Speaker after speaker talked confidently about the financial and operational benefits of outsourcing "low-value" corporate functions. You could almost feel the people in the room, composed of highly skilled, highly paid IT professionals, nodding in unison.
That was, until, the professor came on the screen.
The Harvard economist started his short presentation with a single, rhetorical question: "Do you know the annual cost of a senior programmer in New Delhi?" The annual salary, he went on to explain, was about one-tenth of that paid to a programmer in Silicon Valley. There was no reason, he said, why U.S. companies wouldn ât start turning to such inexpensive, highly skilled workers in far-flung locations once high-speed data networks made distances irrelevant.
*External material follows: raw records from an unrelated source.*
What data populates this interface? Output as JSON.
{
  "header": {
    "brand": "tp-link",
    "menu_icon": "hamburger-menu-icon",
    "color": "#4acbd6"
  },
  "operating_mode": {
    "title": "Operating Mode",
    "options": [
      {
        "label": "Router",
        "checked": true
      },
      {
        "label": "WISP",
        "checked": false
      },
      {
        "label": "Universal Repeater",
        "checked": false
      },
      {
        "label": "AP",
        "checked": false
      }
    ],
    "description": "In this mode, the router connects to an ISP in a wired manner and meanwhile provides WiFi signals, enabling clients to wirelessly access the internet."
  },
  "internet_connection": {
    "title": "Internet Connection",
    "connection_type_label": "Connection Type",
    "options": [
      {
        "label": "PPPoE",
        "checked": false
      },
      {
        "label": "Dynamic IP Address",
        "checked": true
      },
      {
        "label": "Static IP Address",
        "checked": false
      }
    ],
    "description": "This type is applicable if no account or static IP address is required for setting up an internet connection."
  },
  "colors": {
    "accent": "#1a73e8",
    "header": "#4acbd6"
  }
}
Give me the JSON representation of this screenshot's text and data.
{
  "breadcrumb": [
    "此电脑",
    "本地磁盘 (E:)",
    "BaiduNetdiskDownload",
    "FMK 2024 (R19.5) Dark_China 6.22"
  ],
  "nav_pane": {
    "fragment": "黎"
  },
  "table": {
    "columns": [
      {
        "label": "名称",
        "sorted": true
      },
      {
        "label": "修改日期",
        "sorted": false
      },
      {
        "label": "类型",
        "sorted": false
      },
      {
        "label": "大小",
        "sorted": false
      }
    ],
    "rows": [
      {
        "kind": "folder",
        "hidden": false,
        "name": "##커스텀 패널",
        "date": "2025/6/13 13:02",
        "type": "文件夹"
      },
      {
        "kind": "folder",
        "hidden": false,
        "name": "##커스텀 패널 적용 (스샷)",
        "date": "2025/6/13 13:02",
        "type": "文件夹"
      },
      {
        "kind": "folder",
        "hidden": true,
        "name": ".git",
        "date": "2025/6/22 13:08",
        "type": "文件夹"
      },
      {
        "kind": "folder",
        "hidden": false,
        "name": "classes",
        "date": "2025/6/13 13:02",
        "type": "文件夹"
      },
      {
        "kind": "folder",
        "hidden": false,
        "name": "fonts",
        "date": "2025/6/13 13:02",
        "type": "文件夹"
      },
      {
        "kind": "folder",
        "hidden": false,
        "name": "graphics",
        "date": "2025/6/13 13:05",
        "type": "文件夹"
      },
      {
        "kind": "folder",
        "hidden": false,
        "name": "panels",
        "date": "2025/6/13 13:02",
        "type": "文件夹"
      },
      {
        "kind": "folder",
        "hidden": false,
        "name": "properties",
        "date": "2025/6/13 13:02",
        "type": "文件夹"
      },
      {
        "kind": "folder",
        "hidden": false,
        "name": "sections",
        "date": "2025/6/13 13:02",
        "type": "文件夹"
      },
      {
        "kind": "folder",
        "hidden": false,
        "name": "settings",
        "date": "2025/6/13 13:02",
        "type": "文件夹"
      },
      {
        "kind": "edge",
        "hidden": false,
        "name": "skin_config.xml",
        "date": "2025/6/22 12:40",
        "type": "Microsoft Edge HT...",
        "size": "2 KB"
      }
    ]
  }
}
The atmosphere in the room changed instantly. The audience, you see, suddenly understood that outsourcing (more precisely what we now call offshore outsourcing or "offshoring") applied to white-collar workersâpeople just like themselvesâtoo.
Fast forward to 2004.
The whole subject of offshoring is likely to become much more visible as it becomes a debating point in this yearâs presidential race. Despite U.S. companies recently posting the strongest quarterly profit growth since 1993, the recovery has restored far fewer jobs than hoped.
All this leads to one last question: Will brands that shift employment offshore suffer a negative pushback from customers and shareholders? Thatâs very unlikely. Consumers and business buyers alike may be suspicious about the downstream ramifications of globalization, and may even vote for politicians who promise to blunt its effects. But at the end of the day, they will tend to buy goods and servicesâor outsource their own operationsâbased on economic advantage.